A diabetes-sufferer who lost a toe due to the disease is campaigning for more to be done to prevent amputations related to the condition.
St Helens resident and campaigner, George Connolly, 74, met with Marie Rimmer MP at an event in Westminster held by Diabetes UK to highlight the number of diabetes-related amputations being carried out in England.
In St Helens, 79 people with diabetes required an amputation in the period between 2011/12 and 2013/14, 26 of which were major amputations, above the ankle, which is in line with the national average.
To represent the 135 people who require an amputation each week in England, 135 shoes, donated by amputees, supporters and celebrities, were displayed at the event.
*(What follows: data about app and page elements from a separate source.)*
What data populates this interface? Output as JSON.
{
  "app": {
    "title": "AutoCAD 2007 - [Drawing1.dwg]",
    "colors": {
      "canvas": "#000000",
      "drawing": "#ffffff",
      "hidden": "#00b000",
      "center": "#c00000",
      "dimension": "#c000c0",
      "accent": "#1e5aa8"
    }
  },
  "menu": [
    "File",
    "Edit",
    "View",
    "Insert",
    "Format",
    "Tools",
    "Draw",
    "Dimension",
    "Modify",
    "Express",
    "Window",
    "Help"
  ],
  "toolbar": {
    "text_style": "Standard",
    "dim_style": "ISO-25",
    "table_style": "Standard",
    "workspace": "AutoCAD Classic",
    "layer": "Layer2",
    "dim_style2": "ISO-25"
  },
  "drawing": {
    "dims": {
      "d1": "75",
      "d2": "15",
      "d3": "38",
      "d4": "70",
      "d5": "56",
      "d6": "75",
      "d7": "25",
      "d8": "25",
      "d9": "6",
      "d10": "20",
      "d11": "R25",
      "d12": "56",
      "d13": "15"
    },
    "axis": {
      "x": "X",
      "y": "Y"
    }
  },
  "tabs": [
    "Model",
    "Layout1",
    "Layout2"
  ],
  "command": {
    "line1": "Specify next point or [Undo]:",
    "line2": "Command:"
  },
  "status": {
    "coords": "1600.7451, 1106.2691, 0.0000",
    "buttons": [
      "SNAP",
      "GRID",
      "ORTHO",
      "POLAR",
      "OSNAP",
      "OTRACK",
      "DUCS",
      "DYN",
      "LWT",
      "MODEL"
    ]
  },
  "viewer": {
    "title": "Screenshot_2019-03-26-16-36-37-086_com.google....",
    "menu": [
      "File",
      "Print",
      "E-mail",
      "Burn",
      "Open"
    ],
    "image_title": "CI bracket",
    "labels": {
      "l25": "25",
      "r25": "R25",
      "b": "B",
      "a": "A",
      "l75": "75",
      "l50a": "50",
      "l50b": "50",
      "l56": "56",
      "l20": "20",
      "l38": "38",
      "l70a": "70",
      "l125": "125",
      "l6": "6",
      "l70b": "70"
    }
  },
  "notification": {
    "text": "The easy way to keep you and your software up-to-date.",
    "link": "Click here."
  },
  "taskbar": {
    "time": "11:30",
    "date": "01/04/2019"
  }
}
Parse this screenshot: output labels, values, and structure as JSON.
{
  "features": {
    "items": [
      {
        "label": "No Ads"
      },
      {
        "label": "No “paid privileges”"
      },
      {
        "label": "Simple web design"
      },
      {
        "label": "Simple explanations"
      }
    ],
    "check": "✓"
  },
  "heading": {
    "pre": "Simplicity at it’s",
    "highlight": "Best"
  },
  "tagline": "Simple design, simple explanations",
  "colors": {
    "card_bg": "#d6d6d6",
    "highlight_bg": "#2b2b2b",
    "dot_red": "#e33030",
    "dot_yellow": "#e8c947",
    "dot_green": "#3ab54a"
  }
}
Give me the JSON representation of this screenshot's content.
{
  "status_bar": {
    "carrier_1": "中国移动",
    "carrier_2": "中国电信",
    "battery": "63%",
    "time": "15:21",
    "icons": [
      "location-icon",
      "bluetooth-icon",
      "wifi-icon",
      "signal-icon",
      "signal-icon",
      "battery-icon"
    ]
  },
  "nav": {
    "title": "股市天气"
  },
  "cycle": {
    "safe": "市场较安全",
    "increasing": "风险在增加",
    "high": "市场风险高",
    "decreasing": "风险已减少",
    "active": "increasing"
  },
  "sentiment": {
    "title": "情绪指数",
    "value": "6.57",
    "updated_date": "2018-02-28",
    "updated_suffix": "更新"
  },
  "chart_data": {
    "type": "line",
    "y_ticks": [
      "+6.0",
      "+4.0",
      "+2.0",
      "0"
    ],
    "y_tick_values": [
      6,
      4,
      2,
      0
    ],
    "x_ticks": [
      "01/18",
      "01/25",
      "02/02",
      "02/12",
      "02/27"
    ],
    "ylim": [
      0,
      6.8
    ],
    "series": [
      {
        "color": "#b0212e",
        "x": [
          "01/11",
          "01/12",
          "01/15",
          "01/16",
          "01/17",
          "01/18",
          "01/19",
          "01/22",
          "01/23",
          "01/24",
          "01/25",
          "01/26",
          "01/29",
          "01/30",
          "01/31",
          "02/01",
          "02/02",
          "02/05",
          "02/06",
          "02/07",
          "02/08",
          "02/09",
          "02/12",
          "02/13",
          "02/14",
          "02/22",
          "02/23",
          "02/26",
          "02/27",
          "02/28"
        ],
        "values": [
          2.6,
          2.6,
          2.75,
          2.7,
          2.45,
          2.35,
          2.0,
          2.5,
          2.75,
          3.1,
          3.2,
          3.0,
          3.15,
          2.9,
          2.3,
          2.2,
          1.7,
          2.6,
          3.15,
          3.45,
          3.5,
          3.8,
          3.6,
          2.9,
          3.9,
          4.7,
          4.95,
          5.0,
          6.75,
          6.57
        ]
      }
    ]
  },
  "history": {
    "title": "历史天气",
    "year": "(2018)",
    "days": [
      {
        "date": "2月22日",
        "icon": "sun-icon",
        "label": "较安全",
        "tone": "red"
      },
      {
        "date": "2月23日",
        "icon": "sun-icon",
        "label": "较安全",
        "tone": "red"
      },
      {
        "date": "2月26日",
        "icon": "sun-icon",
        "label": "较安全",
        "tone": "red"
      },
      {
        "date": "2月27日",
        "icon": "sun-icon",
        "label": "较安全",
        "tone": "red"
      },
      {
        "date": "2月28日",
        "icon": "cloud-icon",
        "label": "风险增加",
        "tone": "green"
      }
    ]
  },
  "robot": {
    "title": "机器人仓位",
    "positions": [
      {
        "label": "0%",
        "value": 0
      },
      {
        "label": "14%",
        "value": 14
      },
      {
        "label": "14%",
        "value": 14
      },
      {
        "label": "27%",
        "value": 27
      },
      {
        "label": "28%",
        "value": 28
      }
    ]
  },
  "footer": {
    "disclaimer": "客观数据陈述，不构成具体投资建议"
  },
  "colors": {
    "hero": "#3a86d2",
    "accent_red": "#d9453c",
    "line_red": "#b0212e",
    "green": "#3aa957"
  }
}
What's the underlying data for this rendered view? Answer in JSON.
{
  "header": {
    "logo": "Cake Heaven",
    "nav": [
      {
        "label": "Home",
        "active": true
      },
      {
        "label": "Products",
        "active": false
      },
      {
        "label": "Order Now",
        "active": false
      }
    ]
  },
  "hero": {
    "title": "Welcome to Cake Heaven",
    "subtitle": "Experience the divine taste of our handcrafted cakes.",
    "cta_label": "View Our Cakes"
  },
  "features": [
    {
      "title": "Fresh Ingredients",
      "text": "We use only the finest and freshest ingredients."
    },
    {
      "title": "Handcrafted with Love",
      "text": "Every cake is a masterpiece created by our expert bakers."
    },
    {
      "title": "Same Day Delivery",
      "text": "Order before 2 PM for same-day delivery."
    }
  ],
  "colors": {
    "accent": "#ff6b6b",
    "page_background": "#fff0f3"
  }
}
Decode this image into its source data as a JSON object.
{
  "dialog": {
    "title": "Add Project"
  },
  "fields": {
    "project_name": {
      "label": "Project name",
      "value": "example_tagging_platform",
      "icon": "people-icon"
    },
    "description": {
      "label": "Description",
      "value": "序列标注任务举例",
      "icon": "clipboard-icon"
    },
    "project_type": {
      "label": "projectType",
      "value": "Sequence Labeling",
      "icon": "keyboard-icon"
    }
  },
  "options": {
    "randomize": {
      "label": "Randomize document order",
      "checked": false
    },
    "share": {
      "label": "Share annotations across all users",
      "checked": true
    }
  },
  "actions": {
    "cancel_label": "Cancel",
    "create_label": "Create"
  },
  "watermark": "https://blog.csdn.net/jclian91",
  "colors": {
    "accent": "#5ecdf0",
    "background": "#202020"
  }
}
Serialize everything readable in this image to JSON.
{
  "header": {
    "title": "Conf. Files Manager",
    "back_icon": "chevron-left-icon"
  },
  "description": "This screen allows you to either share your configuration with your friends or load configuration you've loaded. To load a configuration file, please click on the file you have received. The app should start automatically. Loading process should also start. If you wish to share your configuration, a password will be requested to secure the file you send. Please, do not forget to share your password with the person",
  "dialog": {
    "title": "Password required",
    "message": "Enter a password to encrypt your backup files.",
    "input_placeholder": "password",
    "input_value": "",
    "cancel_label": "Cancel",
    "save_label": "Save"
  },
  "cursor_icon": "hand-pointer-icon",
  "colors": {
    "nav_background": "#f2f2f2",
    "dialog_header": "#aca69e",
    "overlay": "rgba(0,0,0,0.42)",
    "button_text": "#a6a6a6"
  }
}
George said: “I was pleased to meet with Ms Rimmer as it gave me the chance to raise my concern about the increasing number of diabetes-related amputations taking place in England.
“Beyond living with diabetes, I have had to cope with the impact of my amputation, a devastating complication that is a direct result of my diabetes along with other complications including problems with my circulation and eyesight.
“Managing diabetes can be a daily struggle in itself, and far too many people with the condition go on to develop devastating health complications such as amputations.
“This is why I have directly appealed to Marie to raise awareness of the issue and help ensure that the Government and the NHS to do more to tackle the problem of diabetes-related amputation by improving diabetes foot care.”
The figures – which reveal amputations are at an all-time high – were calculated using new Public Health England data and show that the annual number of diabetes-related amputations in England is now more than 7,000, compared to the previous figure of 6,677.
But the charity Diabetes UK believes that with good diabetes care and foot care, up to 80 per cent of these amputations can be avoided.
Marie Rimmer MP said: “Meeting George highlighted for me the human tragedy behind these stark statistics.
“In the coming weeks I will be talking to health leaders in St Helens South and Whiston about what needs to be done to help prevent avoidable amputations and also encouraging the Government to do more to tackle this serious issue.”
A spokesman for NHS St Helens Clinical Commissioning Group said: “St. Helens has had a long history of delivering structured education to people with diabetes to enable them to self-manage the condition and prevent complications. Additionally there has been a dedicated, specialist multi-disciplinary diabetes foot team in place for many years who work effectively to treat foot related complications and prevent amputations.”